Photographer, Lisa Bettany is setting off on an around the world with just an iPhone to capture photos for her first travel photography book. Inspired by the freedom and creativity of iPhoneography, Lisa is leaving her expensive professional camera gear at home for the adventure of a lifetime.
photos from Cambodia
In every country, I find myself drawn to taking pictures of people. I’ve always been attracted to people photos much more than landscapes or macros. For me it’s the people that really tell the story of a place.
Cambodian people seem modest and shy. They are light on their feet and move with peaceful stillness. Chugging motor bikes kick up clouds of fine red dust as school children run along the side of road after school just minutes away from the majestic temples of Angkor Wat.
Without the hum of tuk tuk motorcycles, I feel as if I’m transported back in time. There is a serenity here that is hard to describe.
A little girl runs up to me on the banks in front of the temple. She just laughs, points to a sleeping dog, and runs away.As she plays in the muddy water, modernity seems far away.
That is until I see a small local boy biding his time at his elephant carving stand playing Angry Birds on his phone. They are everywhere. Angry.
It’s hard to recall a time when things weren’t like this. The horrors of the Khmer Rouge reign over these beautiful people seem distant and rarely mentioned except by tour guides who offer to take you to the Killing Fields — “a very bad place,” they whisper.
I didn’t go to the Killing Fields. I’d rather remember Cambodia for what it is now than to gawk at a case of skulls with a large group of snap happy tourists. It just doesn’t seem respectful to take photos of those who perished in such an abhorrent manner.
Cambodia is looking to the future. With such a beautiful climate and a preserved ancient wonder, I will be surprised if Angkor Wat doesn’t become a tourist hot spot in a few years. I suggest visiting now to get a glimpse of this beautiful, serene country.
I’m not going to lie, I was concerned about getting malaria in Cambodia. My immunization doctor really put the fear in me when she pointed to the dark red malaria-infested areas surrounding the central strip of Cambodia outside Phnom Pehn and Siam Reap and said, “don’t go here”.
After being wound up about it for the weeks leading up to this trip, I honestly didn’t think about it until I was in the plane leaving Siam Reap and Scott squished this little guy up against the window.
And now I head to Botswana… also in the red… concerned.
Muk muk is a well traveled marmot. He’s been with me ever since he hoped in my bag at the Vancouver 2010 Olympics. Although he spends most of the time inside my bag, every once in a while he’ll hop out and enjoy the view.
If someone would have told me a few years ago that I could take this picture with an iPhone I would’ve called them a sucka fool. Now, it’s possible. This photo didn’t require years of photography training or a thousand dollar camera, I just needed to get up at 5am and trek down to the epic temple and squat in the mud for a few hours. Easy peasy.

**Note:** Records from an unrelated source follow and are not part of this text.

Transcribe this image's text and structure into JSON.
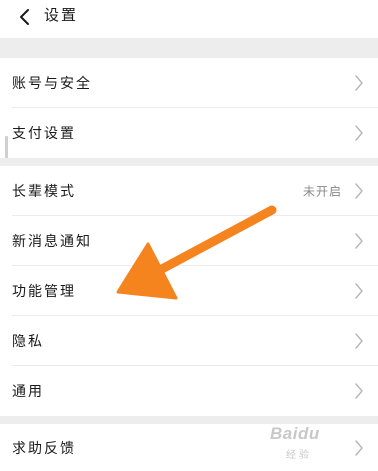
{
  "header": {
    "title": "设置",
    "back_icon": "chevron-left-icon"
  },
  "settings": {
    "account_security": "账号与安全",
    "payment": "支付设置",
    "elder_mode": {
      "label": "长辈模式",
      "value": "未开启"
    },
    "notifications": "新消息通知",
    "feature_management": "功能管理",
    "privacy": "隐私",
    "general": "通用",
    "help_feedback": "求助反馈"
  },
  "annotation": {
    "arrow_color": "#f5841f",
    "icon": "arrow-pointer-icon"
  },
  "watermark": {
    "brand": "Baidu",
    "sub": "经验"
  },
  "colors": {
    "section_gap": "#ededed",
    "row_background": "#ffffff",
    "divider": "#ececec",
    "chevron": "#b8b8b8",
    "muted_text": "#888888"
  }
}
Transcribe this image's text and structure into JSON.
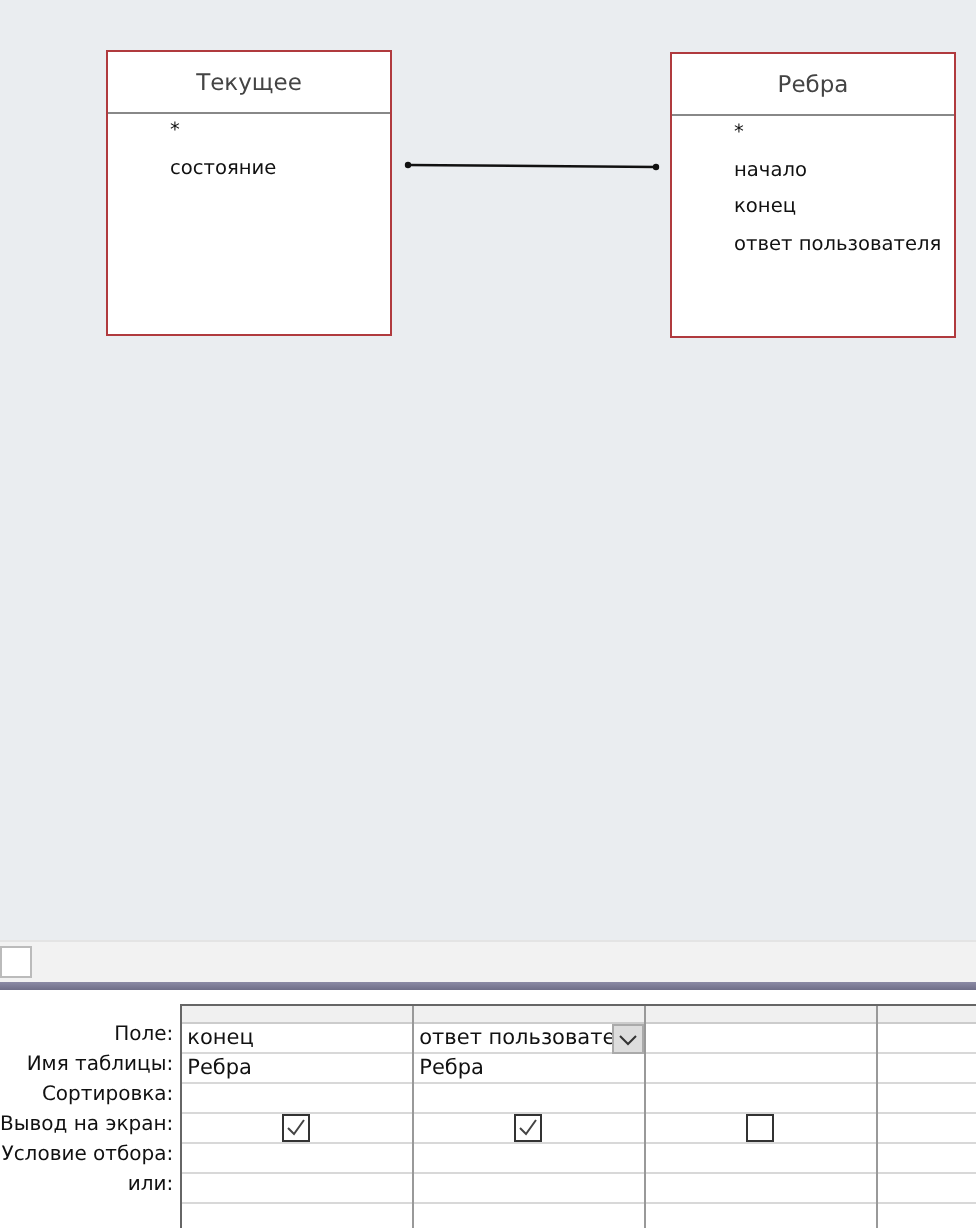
{
  "tables": [
    {
      "name": "Текущее",
      "fields": [
        "*",
        "состояние"
      ]
    },
    {
      "name": "Ребра",
      "fields": [
        "*",
        "начало",
        "конец",
        "ответ пользователя"
      ]
    }
  ],
  "grid": {
    "row_labels": [
      "Поле:",
      "Имя таблицы:",
      "Сортировка:",
      "Вывод на экран:",
      "Условие отбора:",
      "или:"
    ],
    "columns": [
      {
        "field": "конец",
        "table": "Ребра",
        "show": true,
        "dropdown": false
      },
      {
        "field": "ответ пользовате",
        "table": "Ребра",
        "show": true,
        "dropdown": true
      },
      {
        "show": false,
        "dropdown": false
      }
    ]
  }
}
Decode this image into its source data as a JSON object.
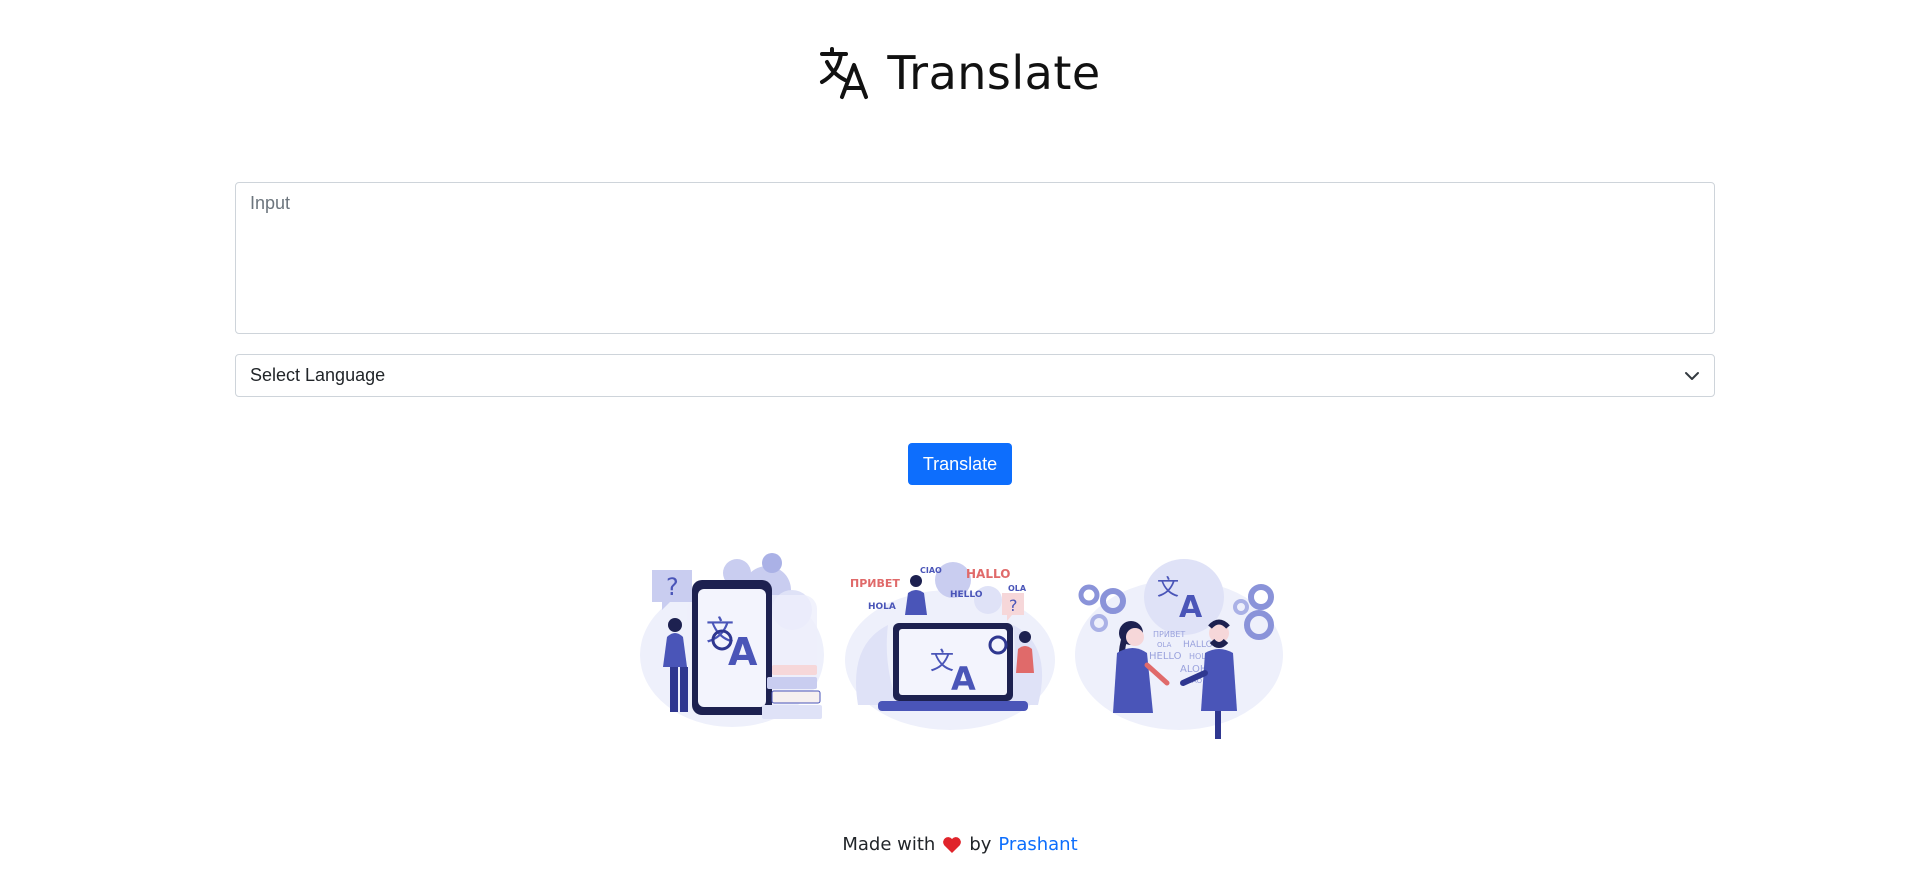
{
  "header": {
    "title": "Translate",
    "logo_icon": "translate-icon"
  },
  "input": {
    "placeholder": "Input",
    "value": ""
  },
  "language_select": {
    "selected": "Select Language",
    "icon": "chevron-down-icon"
  },
  "actions": {
    "translate_label": "Translate"
  },
  "illustrations": {
    "panel_1_icon": "translate-phone-illustration",
    "panel_2_icon": "translate-laptop-illustration",
    "panel_3_icon": "translate-conversation-illustration"
  },
  "footer": {
    "made_with": "Made with",
    "heart_icon": "heart-icon",
    "by": "by",
    "author": "Prashant"
  },
  "colors": {
    "primary": "#0d6efd",
    "heart": "#e0242b",
    "illustration_main": "#4a55b8",
    "illustration_soft": "#c9cdf0"
  }
}
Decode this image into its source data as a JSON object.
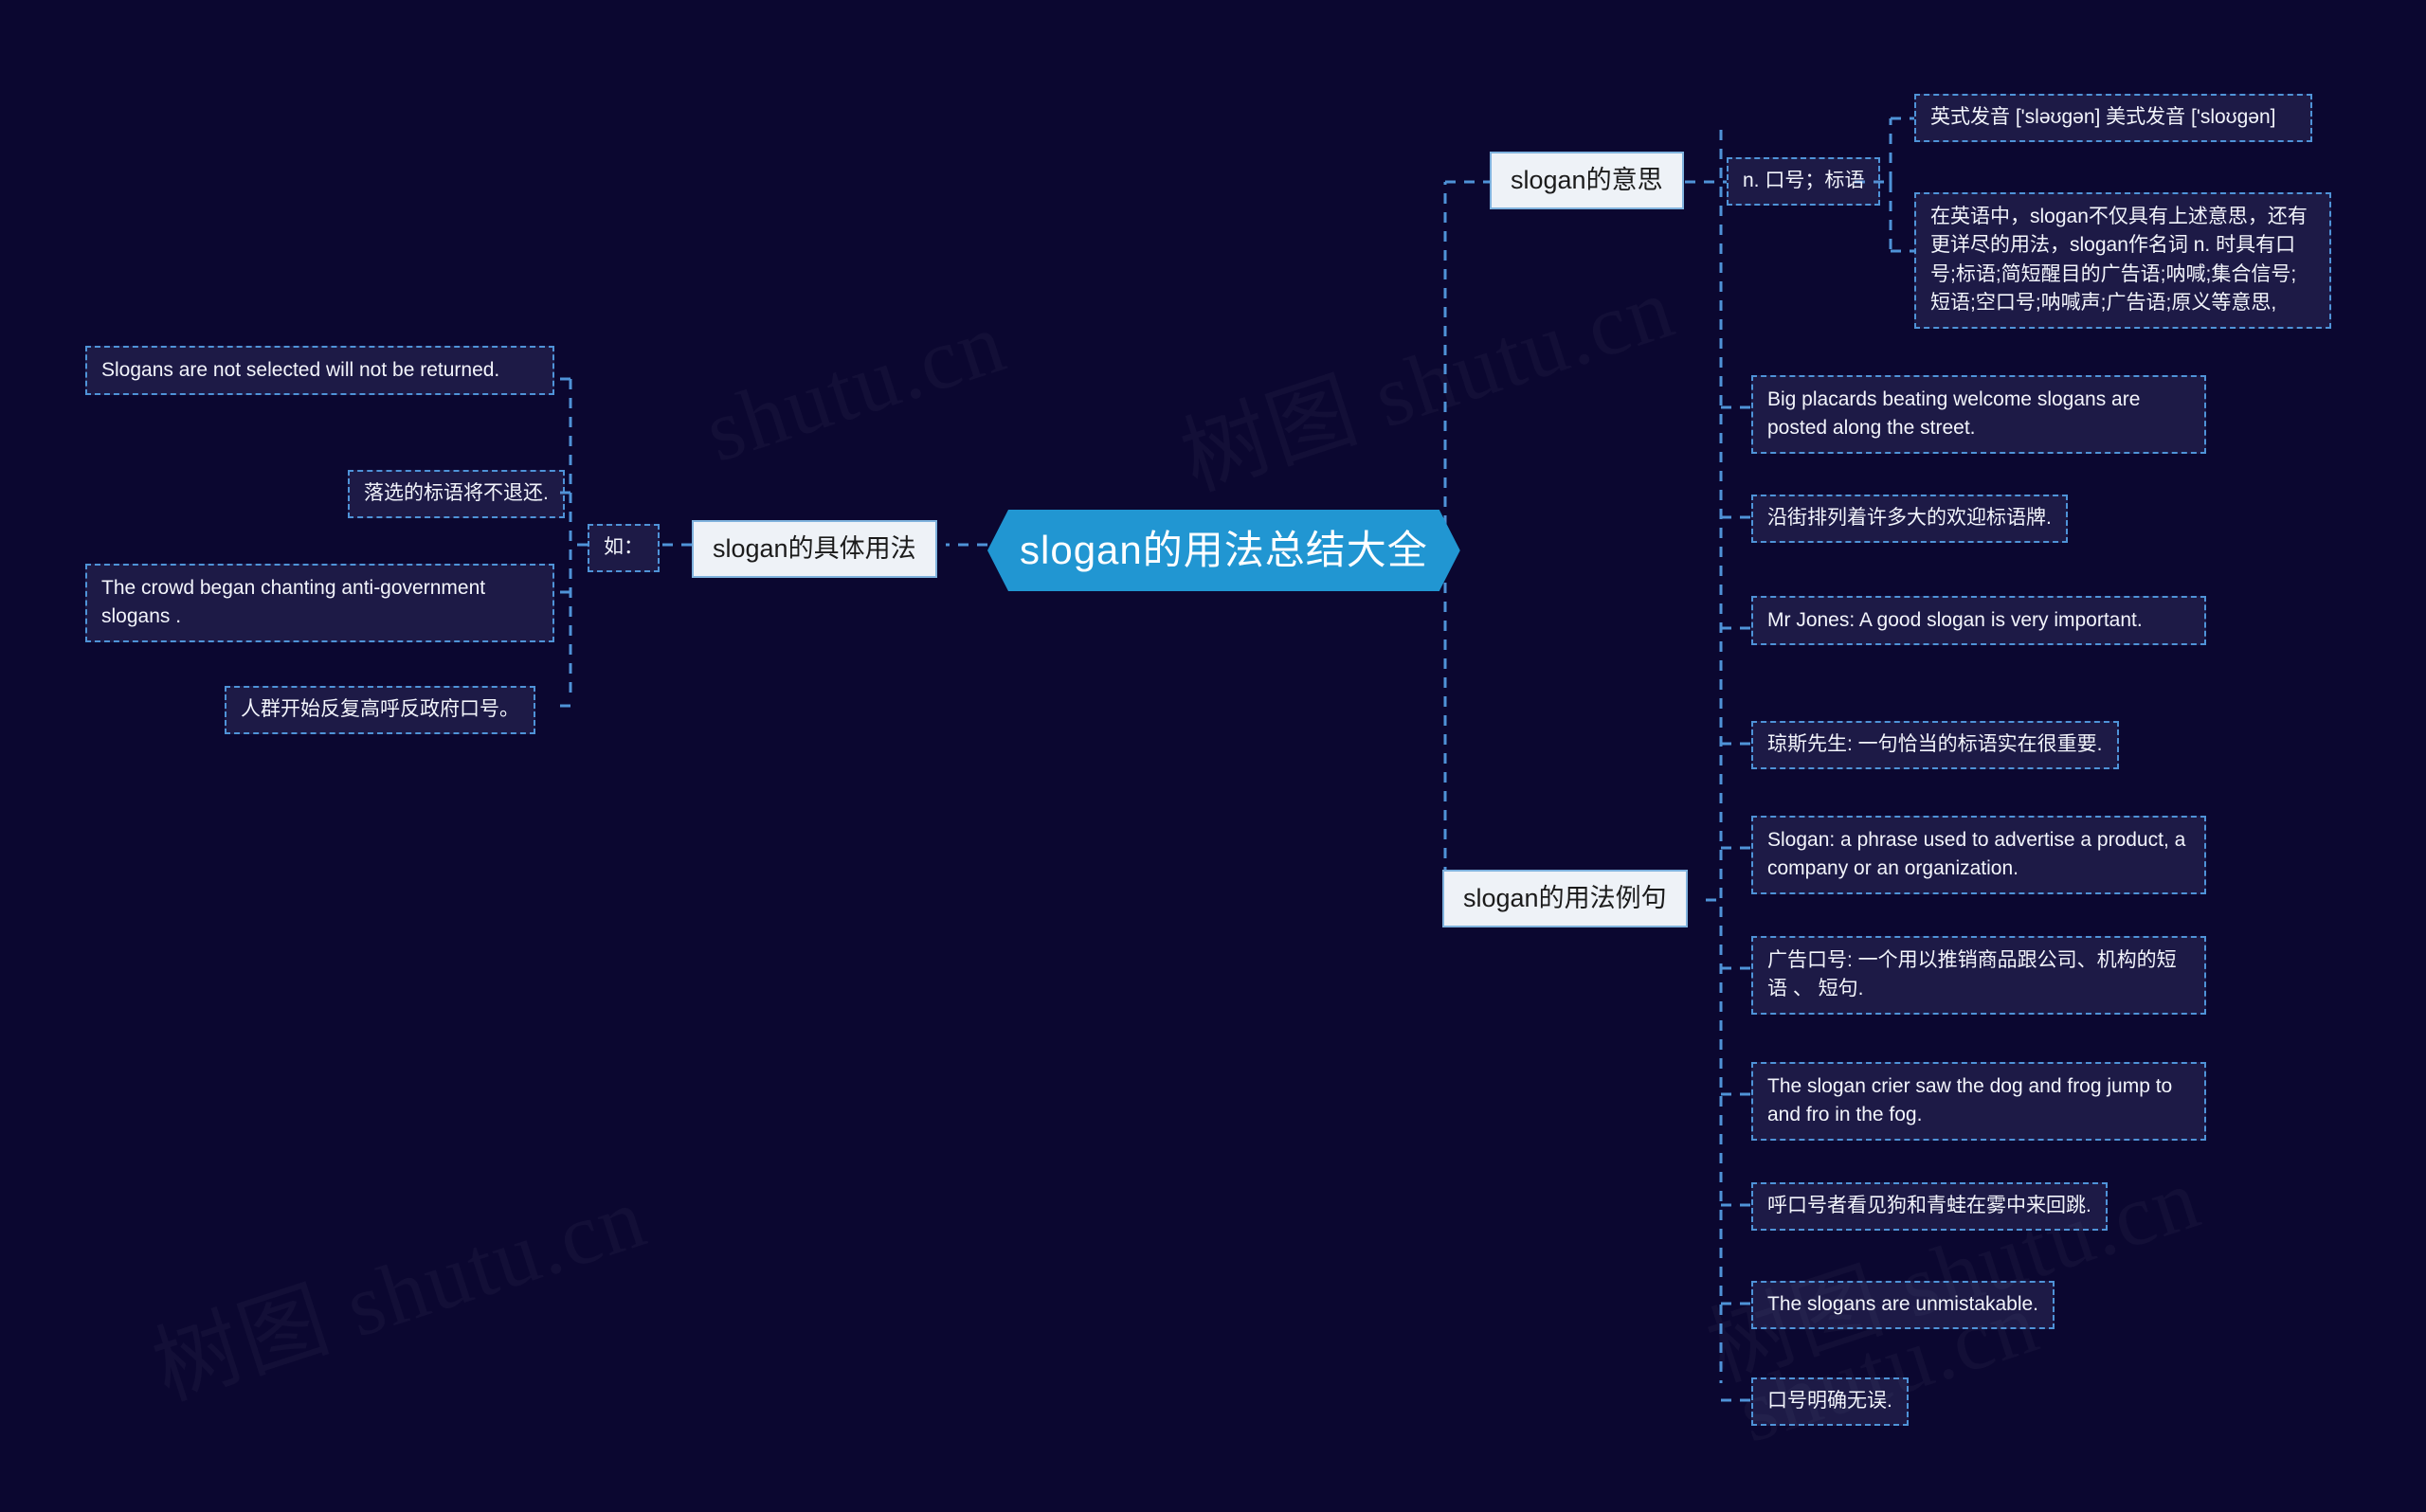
{
  "meta": {
    "background_color": "#0b0730",
    "accent_color": "#2196d2",
    "branch_line_color": "#4f93d8",
    "topic_bg": "#eef2f7",
    "leaf_bg": "rgba(120,125,185,0.17)",
    "watermark_text": "树图 shutu.cn"
  },
  "watermarks": [
    {
      "text": "shutu.cn"
    },
    {
      "text": "树图 shutu.cn"
    },
    {
      "text": "树图 shutu.cn"
    },
    {
      "text": "树图 shutu.cn"
    },
    {
      "text": "shutu.cn"
    }
  ],
  "root": {
    "label": "slogan的用法总结大全"
  },
  "branches": [
    {
      "id": "meaning",
      "label": "slogan的意思",
      "side": "right",
      "children": [
        {
          "label": "n. 口号；标语",
          "children": [
            {
              "label": "英式发音 ['sləʊgən] 美式发音 ['sloʊgən]"
            },
            {
              "label": "在英语中，slogan不仅具有上述意思，还有更详尽的用法，slogan作名词 n. 时具有口号;标语;简短醒目的广告语;呐喊;集合信号;短语;空口号;呐喊声;广告语;原义等意思,"
            }
          ]
        }
      ]
    },
    {
      "id": "examples",
      "label": "slogan的用法例句",
      "side": "right",
      "children": [
        {
          "label": "Big placards beating welcome slogans are posted along the street."
        },
        {
          "label": "沿街排列着许多大的欢迎标语牌."
        },
        {
          "label": "Mr Jones: A good slogan is very important."
        },
        {
          "label": "琼斯先生: 一句恰当的标语实在很重要."
        },
        {
          "label": "Slogan: a phrase used to advertise a product, a company or an organization."
        },
        {
          "label": "广告口号: 一个用以推销商品跟公司、机构的短语 、 短句."
        },
        {
          "label": "The slogan crier saw the dog and frog jump to and fro in the fog."
        },
        {
          "label": "呼口号者看见狗和青蛙在雾中来回跳."
        },
        {
          "label": "The slogans are unmistakable."
        },
        {
          "label": "口号明确无误."
        }
      ]
    },
    {
      "id": "usage",
      "label": "slogan的具体用法",
      "side": "left",
      "children": [
        {
          "label": "如：",
          "children": [
            {
              "label": "Slogans are not selected will not be returned."
            },
            {
              "label": "落选的标语将不退还."
            },
            {
              "label": "The crowd began chanting anti-government slogans ."
            },
            {
              "label": "人群开始反复高呼反政府口号。"
            }
          ]
        }
      ]
    }
  ]
}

I’ve been doing a lot photography soul searching on this trip. I would be lying if I didn’t say that I missed having my 5DMKII with me. That camera has been my second skin for the past 2 years. I never left the house without it and actually used to sleep with it on my bedside table, so leaving it behind was tough.
When I set off each morning at the crack of dawn, I have a few sulky minutes where I lament about not having my 5D, but slowly but surely I start taking amazing photos with my iPhone. If there is a shot that doesn’t work, I try to make it work or move on a focus on what I can capture.
I came on this journey as a challenge to prove that anyone can take great photos. I truly believe this. Obviously, a $5000 with a $3000 L-lens camera can take a sharper image with better depth of field than an iPhone, but the art of photography isn’t all about pixel peeping and the quality of a shot when magnified to 100x.
There were over a hundred people sat in front of this reflecting pool in Angkor Wat. Some had big fancy dSLRs, but most people had a compact camera, or a mobile phone. I want each and every one of those people to get an epic shot, because once you are there it’s all about composition and angles which are things you can practice and learn.
The most important factor in a great photo is great composition and content, not a great camera.